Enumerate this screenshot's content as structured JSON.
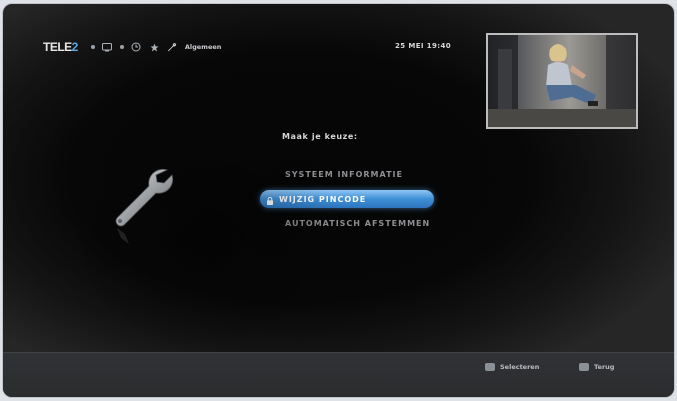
{
  "topbar": {
    "logo_part1": "TELE",
    "logo_part2": "2",
    "section_label": "Algemeen",
    "icons": [
      "tv-icon",
      "clock-icon",
      "star-icon",
      "wrench-icon"
    ]
  },
  "clock": "25 MEI 19:40",
  "preview": {
    "icon": "live-tv-preview-image"
  },
  "menu": {
    "title": "Maak je keuze:",
    "items": [
      {
        "label": "SYSTEEM INFORMATIE",
        "selected": false
      },
      {
        "label": "WIJZIG PINCODE",
        "selected": true,
        "icon": "lock-icon"
      },
      {
        "label": "AUTOMATISCH AFSTEMMEN",
        "selected": false
      }
    ]
  },
  "bottombar": {
    "hints": [
      {
        "key_icon": "ok-key-icon",
        "label": "Selecteren"
      },
      {
        "key_icon": "back-key-icon",
        "label": "Terug"
      }
    ]
  },
  "colors": {
    "accent": "#3f8fd6",
    "background": "#070707",
    "menu_text": "#8d8f92"
  }
}
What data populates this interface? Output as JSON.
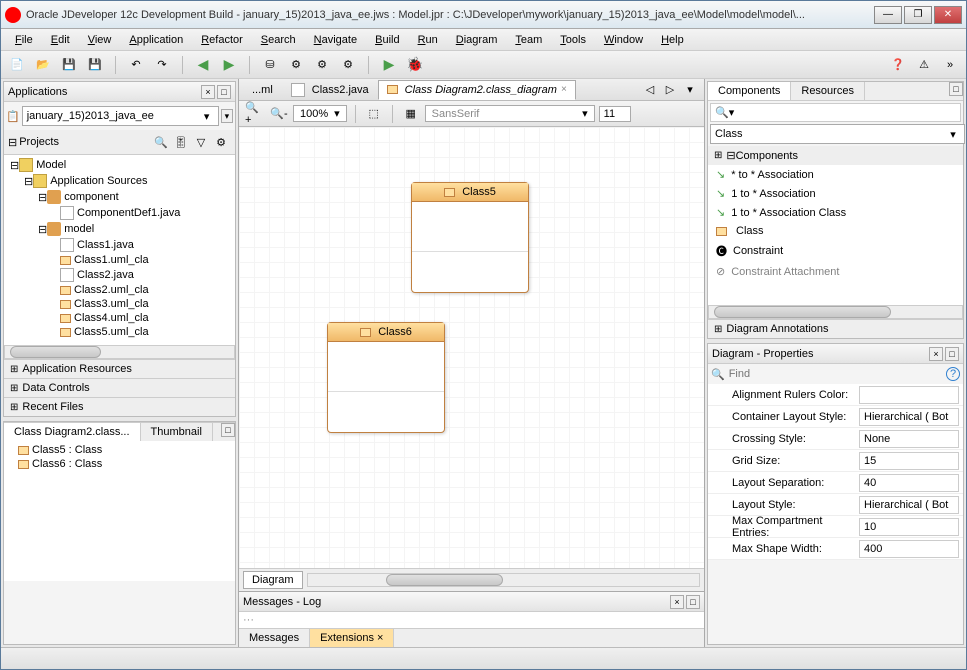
{
  "title": "Oracle JDeveloper 12c Development Build - january_15)2013_java_ee.jws : Model.jpr : C:\\JDeveloper\\mywork\\january_15)2013_java_ee\\Model\\model\\model\\...",
  "menu": [
    "File",
    "Edit",
    "View",
    "Application",
    "Refactor",
    "Search",
    "Navigate",
    "Build",
    "Run",
    "Diagram",
    "Team",
    "Tools",
    "Window",
    "Help"
  ],
  "apps": {
    "title": "Applications",
    "selected": "january_15)2013_java_ee",
    "projects_label": "Projects",
    "tree": {
      "root": "Model",
      "app_src": "Application Sources",
      "component": "component",
      "compdef": "ComponentDef1.java",
      "model": "model",
      "files": [
        "Class1.java",
        "Class1.uml_cla",
        "Class2.java",
        "Class2.uml_cla",
        "Class3.uml_cla",
        "Class4.uml_cla",
        "Class5.uml_cla"
      ]
    },
    "sections": [
      "Application Resources",
      "Data Controls",
      "Recent Files"
    ]
  },
  "structure": {
    "tab1": "Class Diagram2.class...",
    "tab2": "Thumbnail",
    "items": [
      "Class5 : Class",
      "Class6 : Class"
    ]
  },
  "editor": {
    "tab1": "...ml",
    "tab2": "Class2.java",
    "tab3": "Class Diagram2.class_diagram",
    "zoom": "100%",
    "font": "SansSerif",
    "fontsize": "11",
    "class5": "Class5",
    "class6": "Class6",
    "diagram_tab": "Diagram"
  },
  "messages": {
    "title": "Messages - Log",
    "tab1": "Messages",
    "tab2": "Extensions"
  },
  "components": {
    "tab1": "Components",
    "tab2": "Resources",
    "category": "Class",
    "group": "Components",
    "items": [
      "* to * Association",
      "1 to * Association",
      "1 to * Association Class",
      "Class",
      "Constraint",
      "Constraint Attachment"
    ],
    "group2": "Diagram Annotations"
  },
  "properties": {
    "title": "Diagram - Properties",
    "find_ph": "Find",
    "rows": [
      {
        "label": "Alignment Rulers Color:",
        "value": ""
      },
      {
        "label": "Container Layout Style:",
        "value": "Hierarchical ( Bot"
      },
      {
        "label": "Crossing Style:",
        "value": "None"
      },
      {
        "label": "Grid Size:",
        "value": "15"
      },
      {
        "label": "Layout Separation:",
        "value": "40"
      },
      {
        "label": "Layout Style:",
        "value": "Hierarchical ( Bot"
      },
      {
        "label": "Max Compartment Entries:",
        "value": "10"
      },
      {
        "label": "Max Shape Width:",
        "value": "400"
      }
    ]
  }
}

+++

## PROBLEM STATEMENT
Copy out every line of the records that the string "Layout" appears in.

## RESULT OF THIS EXERCISE
        "label": "Container Layout Style:",
        "label": "Layout Separation:",
        "label": "Layout Style:",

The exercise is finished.